**What you should do:**
Search the entries below for "rest", and copy each line where it appears.

**Record set:**

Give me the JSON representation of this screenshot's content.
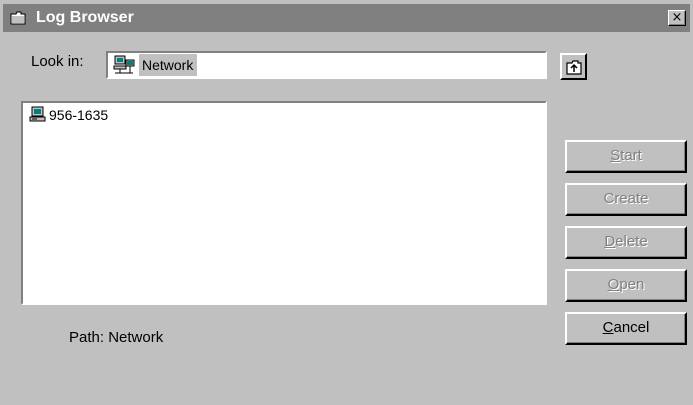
{
  "window": {
    "title": "Log Browser",
    "close_label": "×",
    "title_icon": "folder-icon"
  },
  "lookin": {
    "label": "Look in:",
    "value": "Network",
    "icon": "network-icon"
  },
  "up_button": {
    "icon": "up-one-level-icon"
  },
  "list": {
    "items": [
      {
        "label": "956-1635",
        "icon": "computer-icon"
      }
    ]
  },
  "path": {
    "text": "Path: Network"
  },
  "buttons": {
    "start": {
      "mnemonic": "S",
      "rest": "tart",
      "enabled": false
    },
    "create": {
      "mnemonic": "",
      "rest": "Create",
      "enabled": false
    },
    "delete": {
      "mnemonic": "D",
      "rest": "elete",
      "enabled": false
    },
    "open": {
      "mnemonic": "O",
      "rest": "pen",
      "enabled": false
    },
    "cancel": {
      "mnemonic": "C",
      "rest": "ancel",
      "enabled": true
    }
  },
  "colors": {
    "face": "#c0c0c0",
    "titlebar_inactive": "#808080",
    "disabled_text": "#808080"
  }
}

**Answer section:**
      "rest": "tart",
      "rest": "Create",
      "rest": "elete",
      "rest": "pen",
      "rest": "ancel",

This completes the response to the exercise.